EXERCISE:
Repeat, line for line, the entries printed below.

GIVEN ENTRIES:
───

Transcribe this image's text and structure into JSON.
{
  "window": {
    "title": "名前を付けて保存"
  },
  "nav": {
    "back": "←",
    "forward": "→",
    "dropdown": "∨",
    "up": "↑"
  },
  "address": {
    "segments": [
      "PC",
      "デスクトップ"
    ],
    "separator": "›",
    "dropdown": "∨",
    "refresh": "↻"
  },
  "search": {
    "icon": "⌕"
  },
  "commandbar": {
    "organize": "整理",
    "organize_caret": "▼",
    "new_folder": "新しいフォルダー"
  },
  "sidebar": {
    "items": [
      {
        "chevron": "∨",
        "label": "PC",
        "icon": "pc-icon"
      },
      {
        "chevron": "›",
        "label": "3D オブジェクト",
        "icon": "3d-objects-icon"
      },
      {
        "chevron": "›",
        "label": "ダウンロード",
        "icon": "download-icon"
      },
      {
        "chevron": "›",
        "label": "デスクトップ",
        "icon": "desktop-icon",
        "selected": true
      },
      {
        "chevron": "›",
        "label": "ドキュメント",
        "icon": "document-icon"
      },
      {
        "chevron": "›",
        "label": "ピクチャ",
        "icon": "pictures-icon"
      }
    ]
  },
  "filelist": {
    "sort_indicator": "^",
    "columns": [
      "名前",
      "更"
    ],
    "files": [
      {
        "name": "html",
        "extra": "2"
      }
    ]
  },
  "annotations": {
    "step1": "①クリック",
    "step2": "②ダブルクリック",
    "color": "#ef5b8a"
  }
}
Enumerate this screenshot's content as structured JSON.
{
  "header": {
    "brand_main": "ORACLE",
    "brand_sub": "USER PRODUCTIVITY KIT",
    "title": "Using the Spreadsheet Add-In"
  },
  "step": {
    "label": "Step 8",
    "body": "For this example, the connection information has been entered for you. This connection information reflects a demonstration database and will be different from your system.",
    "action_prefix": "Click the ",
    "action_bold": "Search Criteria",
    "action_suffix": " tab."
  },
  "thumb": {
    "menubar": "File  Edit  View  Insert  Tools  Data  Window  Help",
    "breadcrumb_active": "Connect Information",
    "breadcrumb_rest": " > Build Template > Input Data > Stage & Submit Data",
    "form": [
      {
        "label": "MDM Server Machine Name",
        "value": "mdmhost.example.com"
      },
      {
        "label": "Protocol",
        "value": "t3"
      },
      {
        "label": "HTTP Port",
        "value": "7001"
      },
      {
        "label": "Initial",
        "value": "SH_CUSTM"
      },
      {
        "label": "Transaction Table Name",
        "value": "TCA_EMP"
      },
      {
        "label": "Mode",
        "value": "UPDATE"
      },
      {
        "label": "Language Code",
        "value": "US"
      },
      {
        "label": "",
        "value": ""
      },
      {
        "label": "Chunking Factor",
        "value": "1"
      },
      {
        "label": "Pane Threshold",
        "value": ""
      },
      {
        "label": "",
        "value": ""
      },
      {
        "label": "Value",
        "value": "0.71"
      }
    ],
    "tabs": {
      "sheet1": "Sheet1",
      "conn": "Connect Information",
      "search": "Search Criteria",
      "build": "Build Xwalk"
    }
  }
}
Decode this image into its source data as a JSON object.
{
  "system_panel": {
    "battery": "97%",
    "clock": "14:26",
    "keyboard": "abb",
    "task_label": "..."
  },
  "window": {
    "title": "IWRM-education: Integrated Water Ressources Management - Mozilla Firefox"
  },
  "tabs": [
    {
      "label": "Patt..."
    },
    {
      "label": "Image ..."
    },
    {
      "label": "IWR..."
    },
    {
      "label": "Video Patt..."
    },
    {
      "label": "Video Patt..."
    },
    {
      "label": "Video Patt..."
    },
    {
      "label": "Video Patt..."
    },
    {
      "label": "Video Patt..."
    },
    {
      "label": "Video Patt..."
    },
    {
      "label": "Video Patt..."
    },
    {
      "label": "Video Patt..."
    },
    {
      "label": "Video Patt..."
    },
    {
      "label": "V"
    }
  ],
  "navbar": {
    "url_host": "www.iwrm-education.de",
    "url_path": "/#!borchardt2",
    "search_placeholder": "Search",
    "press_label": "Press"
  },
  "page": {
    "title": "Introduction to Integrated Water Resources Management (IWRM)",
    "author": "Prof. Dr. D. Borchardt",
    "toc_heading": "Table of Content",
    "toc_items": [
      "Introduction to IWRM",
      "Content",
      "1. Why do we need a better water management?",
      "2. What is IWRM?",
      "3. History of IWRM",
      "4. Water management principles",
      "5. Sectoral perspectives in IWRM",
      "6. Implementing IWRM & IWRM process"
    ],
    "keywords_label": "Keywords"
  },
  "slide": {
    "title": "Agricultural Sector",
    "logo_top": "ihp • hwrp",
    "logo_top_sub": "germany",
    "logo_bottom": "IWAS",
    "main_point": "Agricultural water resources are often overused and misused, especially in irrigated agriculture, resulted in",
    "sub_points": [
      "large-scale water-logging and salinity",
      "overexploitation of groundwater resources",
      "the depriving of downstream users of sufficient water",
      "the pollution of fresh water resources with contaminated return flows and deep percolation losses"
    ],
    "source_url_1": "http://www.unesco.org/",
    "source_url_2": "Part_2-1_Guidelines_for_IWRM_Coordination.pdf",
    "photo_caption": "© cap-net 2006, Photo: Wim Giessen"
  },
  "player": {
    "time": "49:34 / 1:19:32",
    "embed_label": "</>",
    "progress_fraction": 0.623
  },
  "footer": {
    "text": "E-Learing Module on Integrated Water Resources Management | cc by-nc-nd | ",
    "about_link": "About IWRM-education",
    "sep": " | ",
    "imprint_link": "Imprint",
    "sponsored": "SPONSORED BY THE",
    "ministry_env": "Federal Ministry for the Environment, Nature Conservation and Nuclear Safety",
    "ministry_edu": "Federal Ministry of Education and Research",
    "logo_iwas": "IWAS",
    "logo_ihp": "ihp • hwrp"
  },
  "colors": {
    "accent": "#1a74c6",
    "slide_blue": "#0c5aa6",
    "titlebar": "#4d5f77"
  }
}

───

THE COMPLETED TASK:
Transcribe this image's text and structure into JSON.
{
  "window": {
    "title": "名前を付けて保存"
  },
  "nav": {
    "back": "←",
    "forward": "→",
    "dropdown": "∨",
    "up": "↑"
  },
  "address": {
    "segments": [
      "PC",
      "デスクトップ"
    ],
    "separator": "›",
    "dropdown": "∨",
    "refresh": "↻"
  },
  "search": {
    "icon": "⌕"
  },
  "commandbar": {
    "organize": "整理",
    "organize_caret": "▼",
    "new_folder": "新しいフォルダー"
  },
  "sidebar": {
    "items": [
      {
        "chevron": "∨",
        "label": "PC",
        "icon": "pc-icon"
      },
      {
        "chevron": "›",
        "label": "3D オブジェクト",
        "icon": "3d-objects-icon"
      },
      {
        "chevron": "›",
        "label": "ダウンロード",
        "icon": "download-icon"
      },
      {
        "chevron": "›",
        "label": "デスクトップ",
        "icon": "desktop-icon",
        "selected": true
      },
      {
        "chevron": "›",
        "label": "ドキュメント",
        "icon": "document-icon"
      },
      {
        "chevron": "›",
        "label": "ピクチャ",
        "icon": "pictures-icon"
      }
    ]
  },
  "filelist": {
    "sort_indicator": "^",
    "columns": [
      "名前",
      "更"
    ],
    "files": [
      {
        "name": "html",
        "extra": "2"
      }
    ]
  },
  "annotations": {
    "step1": "①クリック",
    "step2": "②ダブルクリック",
    "color": "#ef5b8a"
  }
}
Enumerate this screenshot's content as structured JSON.
{
  "header": {
    "brand_main": "ORACLE",
    "brand_sub": "USER PRODUCTIVITY KIT",
    "title": "Using the Spreadsheet Add-In"
  },
  "step": {
    "label": "Step 8",
    "body": "For this example, the connection information has been entered for you. This connection information reflects a demonstration database and will be different from your system.",
    "action_prefix": "Click the ",
    "action_bold": "Search Criteria",
    "action_suffix": " tab."
  },
  "thumb": {
    "menubar": "File  Edit  View  Insert  Tools  Data  Window  Help",
    "breadcrumb_active": "Connect Information",
    "breadcrumb_rest": " > Build Template > Input Data > Stage & Submit Data",
    "form": [
      {
        "label": "MDM Server Machine Name",
        "value": "mdmhost.example.com"
      },
      {
        "label": "Protocol",
        "value": "t3"
      },
      {
        "label": "HTTP Port",
        "value": "7001"
      },
      {
        "label": "Initial",
        "value": "SH_CUSTM"
      },
      {
        "label": "Transaction Table Name",
        "value": "TCA_EMP"
      },
      {
        "label": "Mode",
        "value": "UPDATE"
      },
      {
        "label": "Language Code",
        "value": "US"
      },
      {
        "label": "",
        "value": ""
      },
      {
        "label": "Chunking Factor",
        "value": "1"
      },
      {
        "label": "Pane Threshold",
        "value": ""
      },
      {
        "label": "",
        "value": ""
      },
      {
        "label": "Value",
        "value": "0.71"
      }
    ],
    "tabs": {
      "sheet1": "Sheet1",
      "conn": "Connect Information",
      "search": "Search Criteria",
      "build": "Build Xwalk"
    }
  }
}
Decode this image into its source data as a JSON object.
{
  "system_panel": {
    "battery": "97%",
    "clock": "14:26",
    "keyboard": "abb",
    "task_label": "..."
  },
  "window": {
    "title": "IWRM-education: Integrated Water Ressources Management - Mozilla Firefox"
  },
  "tabs": [
    {
      "label": "Patt..."
    },
    {
      "label": "Image ..."
    },
    {
      "label": "IWR..."
    },
    {
      "label": "Video Patt..."
    },
    {
      "label": "Video Patt..."
    },
    {
      "label": "Video Patt..."
    },
    {
      "label": "Video Patt..."
    },
    {
      "label": "Video Patt..."
    },
    {
      "label": "Video Patt..."
    },
    {
      "label": "Video Patt..."
    },
    {
      "label": "Video Patt..."
    },
    {
      "label": "Video Patt..."
    },
    {
      "label": "V"
    }
  ],
  "navbar": {
    "url_host": "www.iwrm-education.de",
    "url_path": "/#!borchardt2",
    "search_placeholder": "Search",
    "press_label": "Press"
  },
  "page": {
    "title": "Introduction to Integrated Water Resources Management (IWRM)",
    "author": "Prof. Dr. D. Borchardt",
    "toc_heading": "Table of Content",
    "toc_items": [
      "Introduction to IWRM",
      "Content",
      "1. Why do we need a better water management?",
      "2. What is IWRM?",
      "3. History of IWRM",
      "4. Water management principles",
      "5. Sectoral perspectives in IWRM",
      "6. Implementing IWRM & IWRM process"
    ],
    "keywords_label": "Keywords"
  },
  "slide": {
    "title": "Agricultural Sector",
    "logo_top": "ihp • hwrp",
    "logo_top_sub": "germany",
    "logo_bottom": "IWAS",
    "main_point": "Agricultural water resources are often overused and misused, especially in irrigated agriculture, resulted in",
    "sub_points": [
      "large-scale water-logging and salinity",
      "overexploitation of groundwater resources",
      "the depriving of downstream users of sufficient water",
      "the pollution of fresh water resources with contaminated return flows and deep percolation losses"
    ],
    "source_url_1": "http://www.unesco.org/",
    "source_url_2": "Part_2-1_Guidelines_for_IWRM_Coordination.pdf",
    "photo_caption": "© cap-net 2006, Photo: Wim Giessen"
  },
  "player": {
    "time": "49:34 / 1:19:32",
    "embed_label": "</>",
    "progress_fraction": 0.623
  },
  "footer": {
    "text": "E-Learing Module on Integrated Water Resources Management | cc by-nc-nd | ",
    "about_link": "About IWRM-education",
    "sep": " | ",
    "imprint_link": "Imprint",
    "sponsored": "SPONSORED BY THE",
    "ministry_env": "Federal Ministry for the Environment, Nature Conservation and Nuclear Safety",
    "ministry_edu": "Federal Ministry of Education and Research",
    "logo_iwas": "IWAS",
    "logo_ihp": "ihp • hwrp"
  },
  "colors": {
    "accent": "#1a74c6",
    "slide_blue": "#0c5aa6",
    "titlebar": "#4d5f77"
  }
}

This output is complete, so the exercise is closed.